Sayed Haider Raza had grown increasingly unhappy and restless with his own work by the start of the 1970s. The desire for a new direction and deeper authenticity in his work urged him to move away from plastic arts and study his Indian heritage in an in-depth manner. Starting from this period, he underwent a gradual transformation from an expressionist to a master of abstraction and profundity before arriving at the Bindu.

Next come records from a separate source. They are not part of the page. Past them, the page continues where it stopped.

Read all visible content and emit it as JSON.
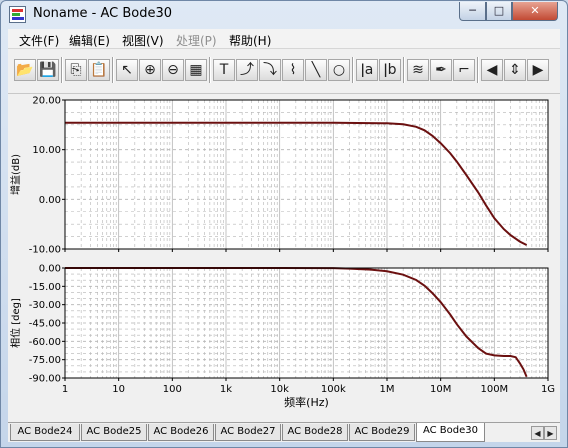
{
  "window": {
    "title": "Noname - AC Bode30",
    "minimize_glyph": "─",
    "maximize_glyph": "□",
    "close_glyph": "✕"
  },
  "menu": [
    {
      "label": "文件(F)",
      "enabled": true
    },
    {
      "label": "编辑(E)",
      "enabled": true
    },
    {
      "label": "视图(V)",
      "enabled": true
    },
    {
      "label": "处理(P)",
      "enabled": false
    },
    {
      "label": "帮助(H)",
      "enabled": true
    }
  ],
  "toolbar": [
    {
      "icon": "open-folder-icon",
      "glyph": "📂"
    },
    {
      "icon": "save-icon",
      "glyph": "💾"
    },
    {
      "sep": true
    },
    {
      "icon": "copy-icon",
      "glyph": "⎘"
    },
    {
      "icon": "paste-icon",
      "glyph": "📋"
    },
    {
      "sep": true
    },
    {
      "icon": "pointer-icon",
      "glyph": "↖"
    },
    {
      "icon": "zoom-in-icon",
      "glyph": "⊕"
    },
    {
      "icon": "zoom-100-icon",
      "glyph": "⊖"
    },
    {
      "icon": "grid-icon",
      "glyph": "▦"
    },
    {
      "sep": true
    },
    {
      "icon": "text-tool-icon",
      "glyph": "T"
    },
    {
      "icon": "label-arrow-icon",
      "glyph": "⤴"
    },
    {
      "icon": "label-point-icon",
      "glyph": "⤵"
    },
    {
      "icon": "line-segments-icon",
      "glyph": "⌇"
    },
    {
      "icon": "line-tool-icon",
      "glyph": "╲"
    },
    {
      "icon": "ellipse-tool-icon",
      "glyph": "○"
    },
    {
      "sep": true
    },
    {
      "icon": "cursor-a-icon",
      "glyph": "ǀa"
    },
    {
      "icon": "cursor-b-icon",
      "glyph": "ǀb"
    },
    {
      "sep": true
    },
    {
      "icon": "traces-icon",
      "glyph": "≋"
    },
    {
      "icon": "eyedropper-icon",
      "glyph": "✒"
    },
    {
      "icon": "step-icon",
      "glyph": "⌐"
    },
    {
      "sep": true
    },
    {
      "icon": "arrow-left-icon",
      "glyph": "◀"
    },
    {
      "icon": "arrow-updown-icon",
      "glyph": "⇕"
    },
    {
      "icon": "arrow-right-icon",
      "glyph": "▶"
    }
  ],
  "tabs": {
    "items": [
      "AC Bode24",
      "AC Bode25",
      "AC Bode26",
      "AC Bode27",
      "AC Bode28",
      "AC Bode29",
      "AC Bode30"
    ],
    "active": 6,
    "prev_glyph": "◀",
    "next_glyph": "▶"
  },
  "colors": {
    "trace": "#6b1010",
    "grid": "#b4b4b4"
  },
  "chart_data": [
    {
      "type": "line",
      "ylabel": "增益(dB)",
      "x_scale": "log",
      "xlim": [
        1,
        1000000000
      ],
      "ylim": [
        -10,
        20
      ],
      "y_ticks": [
        "20.00",
        "10.00",
        "0.00",
        "-10.00"
      ],
      "y_tick_values": [
        20,
        10,
        0,
        -10
      ],
      "grid": true,
      "series": [
        {
          "x": [
            1,
            10,
            100,
            1000,
            10000,
            100000,
            1000000,
            2000000,
            3500000,
            5000000,
            7000000,
            10000000,
            15000000,
            20000000,
            30000000,
            50000000,
            70000000,
            100000000,
            150000000,
            200000000,
            300000000,
            400000000
          ],
          "y": [
            15.4,
            15.4,
            15.4,
            15.4,
            15.4,
            15.4,
            15.3,
            15.1,
            14.6,
            13.9,
            12.8,
            11.3,
            9.3,
            7.6,
            4.9,
            1.4,
            -1.2,
            -3.8,
            -6.0,
            -7.2,
            -8.5,
            -9.2
          ]
        }
      ]
    },
    {
      "type": "line",
      "ylabel": "相位 [deg]",
      "xlabel": "频率(Hz)",
      "x_scale": "log",
      "xlim": [
        1,
        1000000000
      ],
      "ylim": [
        -90,
        0
      ],
      "x_ticks": [
        "1",
        "10",
        "100",
        "1k",
        "10k",
        "100k",
        "1M",
        "10M",
        "100M",
        "1G"
      ],
      "x_tick_values": [
        1,
        10,
        100,
        1000,
        10000,
        100000,
        1000000,
        10000000,
        100000000,
        1000000000
      ],
      "y_ticks": [
        "0.00",
        "-15.00",
        "-30.00",
        "-45.00",
        "-60.00",
        "-75.00",
        "-90.00"
      ],
      "y_tick_values": [
        0,
        -15,
        -30,
        -45,
        -60,
        -75,
        -90
      ],
      "grid": true,
      "series": [
        {
          "x": [
            1,
            10,
            100,
            1000,
            10000,
            100000,
            200000,
            500000,
            1000000,
            2000000,
            3500000,
            5000000,
            7000000,
            10000000,
            15000000,
            20000000,
            30000000,
            50000000,
            70000000,
            100000000,
            150000000,
            200000000,
            250000000,
            300000000,
            350000000,
            400000000
          ],
          "y": [
            0,
            0,
            0,
            0,
            0,
            -0.1,
            -0.5,
            -1.3,
            -2.7,
            -5.5,
            -9.8,
            -14.5,
            -20.5,
            -28,
            -38,
            -46,
            -56,
            -65.5,
            -70,
            -71.5,
            -72,
            -72,
            -73,
            -78,
            -83,
            -89
          ]
        }
      ]
    }
  ]
}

Painted in 1974, a decade after Raza’s shift in style to find a purer form of abstraction, the current work is part of the culmination of this period of experimentation. He was no longer concern with the representational and began to communicate mood rather than images through his canvases. He skillfully used colors and gestural brushstrokes to convey warmth and lyrical messages rather than use direct representation to express emotions in the piece. Here, the composition is executed in loose brushstrokes, a departure from his previous style of semi-abstraction, and a precursor to his heavily structured geometric canvases. Albeit the change in stylistic and technical concerns, nature and its elements had remained the basis and inspiration to his art.